What happens once I send the student to Disability Services?

Disability Services will sit with the student and help them sort through their concerns. Questions will be asked to help the student gain further understanding into their academic difficulties. For example, what are your strengths in school and what are some of your challenges. We will ask the student directly why they suspect they have ADD. We will also ask the student is he or she has ever been diagnosed before.

What can the Disability Services office do?

If a student has not been diagnosed but has an interest in being tested, we can discuss this with them. Our role is to provide information as a starting point for the student to further explore this area. We can discuss what to expect out of an ADD evaluation in terms of time, cost, process etc. If the student has been diagnosed we will ask the student to bring in their documentation for review and discussion. Once the documentation is received, we will talk with the student about what services will benefit them.

What kind of help is available for a student with ADD?

Help can be divided into two main areas: (1) Academic accommodations (sometimes called adjustments) and (2) learning assistance. Academic adjustments are required under Federal law for students with disabilities. Common academic accommodations for students with disabilities include extended exam time, use of a computer for in-class essays, books-on-tape, private exam location, tape recording lectures, and preferential seating.

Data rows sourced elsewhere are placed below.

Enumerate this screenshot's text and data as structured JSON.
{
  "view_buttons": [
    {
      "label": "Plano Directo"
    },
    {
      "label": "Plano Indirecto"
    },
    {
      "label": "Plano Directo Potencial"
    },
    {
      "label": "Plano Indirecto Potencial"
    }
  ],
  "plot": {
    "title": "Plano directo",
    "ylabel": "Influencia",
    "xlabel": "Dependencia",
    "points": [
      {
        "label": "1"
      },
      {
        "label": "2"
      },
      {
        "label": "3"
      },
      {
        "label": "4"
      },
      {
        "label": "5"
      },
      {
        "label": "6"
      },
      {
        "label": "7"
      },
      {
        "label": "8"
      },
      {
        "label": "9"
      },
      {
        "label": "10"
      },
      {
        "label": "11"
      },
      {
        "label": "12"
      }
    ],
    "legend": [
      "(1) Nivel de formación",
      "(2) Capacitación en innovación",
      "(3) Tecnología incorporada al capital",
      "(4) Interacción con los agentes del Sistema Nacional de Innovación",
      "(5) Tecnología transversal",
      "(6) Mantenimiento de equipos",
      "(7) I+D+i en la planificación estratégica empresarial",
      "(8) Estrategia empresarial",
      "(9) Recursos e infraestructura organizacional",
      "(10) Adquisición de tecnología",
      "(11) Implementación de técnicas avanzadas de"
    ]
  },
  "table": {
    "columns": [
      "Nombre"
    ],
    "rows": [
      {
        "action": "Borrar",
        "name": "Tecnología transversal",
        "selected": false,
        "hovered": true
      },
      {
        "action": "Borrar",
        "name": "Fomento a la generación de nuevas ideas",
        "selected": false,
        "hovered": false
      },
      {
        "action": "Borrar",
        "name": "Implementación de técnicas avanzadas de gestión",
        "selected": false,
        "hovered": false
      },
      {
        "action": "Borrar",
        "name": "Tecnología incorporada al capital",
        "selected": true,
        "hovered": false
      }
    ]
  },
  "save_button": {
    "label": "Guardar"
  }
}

Learning strategies are ways the students can be helped but are not legally required accommodations. That means, while you don’t have to do these things, they can help. An example of a common strategy is meeting with students one-on-one during office hours to be sure the student understands instructions for assignments. Now this is something any student has the right to request from an instructor, and any student can benefit from. For a student with an ADD, this is often a crucial step in achieving academic success. It is important to note that it is the student who is primarily responsible for requesting meetings with the instructor.

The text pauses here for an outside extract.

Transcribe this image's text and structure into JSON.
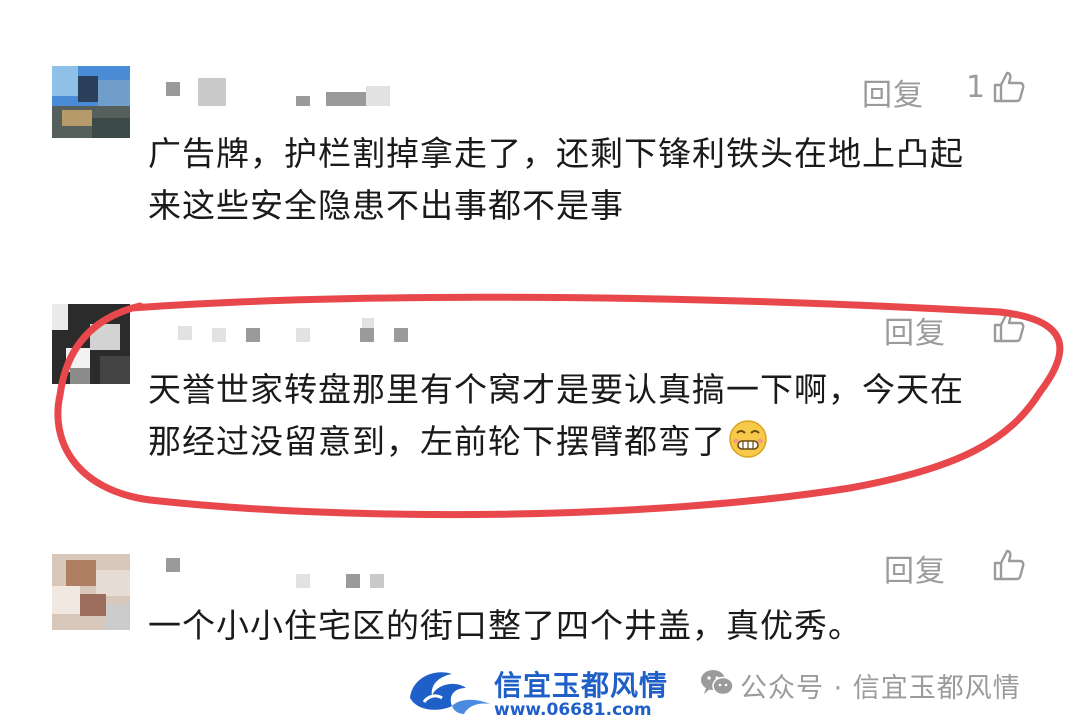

Should students with ADD be graded differently?

Absolutely not. Students with ADD have a right to be held to the same standards as other students. This includes being graded on the same criteria. As long as accommodations are provided, academic success is up to the student. The accommodation process is designed to equalize the playing field so students with ADD have the same chance of success as other students. To grade students with ADD differently is discriminatory, as is lowering standards in other ways such as requiring fewer assignments. However, you can still treat these students the same as other students in developing extra-credit assignments, alternative assignments, extensions etc.

What if a student with ADD is not doing well in my class?

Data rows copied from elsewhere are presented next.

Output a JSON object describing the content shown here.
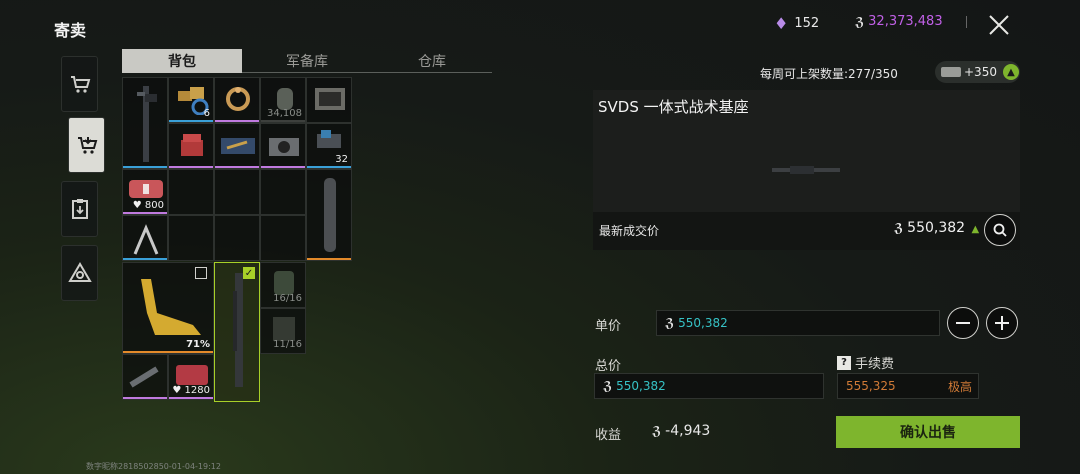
{
  "window": {
    "title": "寄卖"
  },
  "sidebar": {
    "items": [
      {
        "name": "cart"
      },
      {
        "name": "sell"
      },
      {
        "name": "orders"
      },
      {
        "name": "triangle"
      }
    ]
  },
  "tabs": [
    {
      "label": "背包",
      "active": true
    },
    {
      "label": "军备库",
      "active": false
    },
    {
      "label": "仓库",
      "active": false
    }
  ],
  "inventory": {
    "counts": {
      "c0": "6",
      "c1": "34,108",
      "c2": "32",
      "c3": "800",
      "c4": "71%",
      "c5": "16/16",
      "c6": "11/16",
      "c7": "1280"
    }
  },
  "currency": {
    "gems": "152",
    "coins": "32,373,483",
    "coin_symbol": "ℨ"
  },
  "listing": {
    "weekly_label": "每周可上架数量:277/350",
    "badge": "+350",
    "item_name": "SVDS 一体式战术基座",
    "last_price_label": "最新成交价",
    "last_price_value": "550,382"
  },
  "form": {
    "unit_price_label": "单价",
    "unit_price_value": "550,382",
    "total_label": "总价",
    "total_value": "550,382",
    "fee_label": "手续费",
    "fee_value": "555,325",
    "fee_level": "极高",
    "profit_label": "收益",
    "profit_value": "-4,943",
    "confirm_label": "确认出售"
  },
  "footer": {
    "text": "数字昵称2818502850-01-04-19:12"
  },
  "colors": {
    "accent_green": "#7eb52d",
    "value_cyan": "#36c2c5",
    "coin_purple": "#c060e6",
    "fee_orange": "#d07a36"
  }
}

Treat the student as you would any other student who is not doing well. Have a conversation with the student. See if the student is taking advantage of available resources such as the writing center. Encourage the student to seek assistance if needed and to meet with his or her academic advisor. Refer the student to Disability Services to determine if full accommodations are being utilized.

What if the student is receiving accommodations but still not doing well?

We can guarantee access but not success. While it is important we do everything we can to help student’s succeed, we cannot guarantee that every student will pass every course. Even with accommodations a student can fail a course. Be sure to refer the student to Disability Services so we can ensure appropriate accommodations are being provided.

Does the Disability Services office offer testing for ADD?

No. However, we can provide the student with information about getting evaluated and help connect students to available resources. Students are also encouraged to bring suspicions of ADD to the attention of their primary care physician and other health-care providers.

Besides providing accommodations, how can I help?

Encourage students to meet with you if they are having any trouble academically.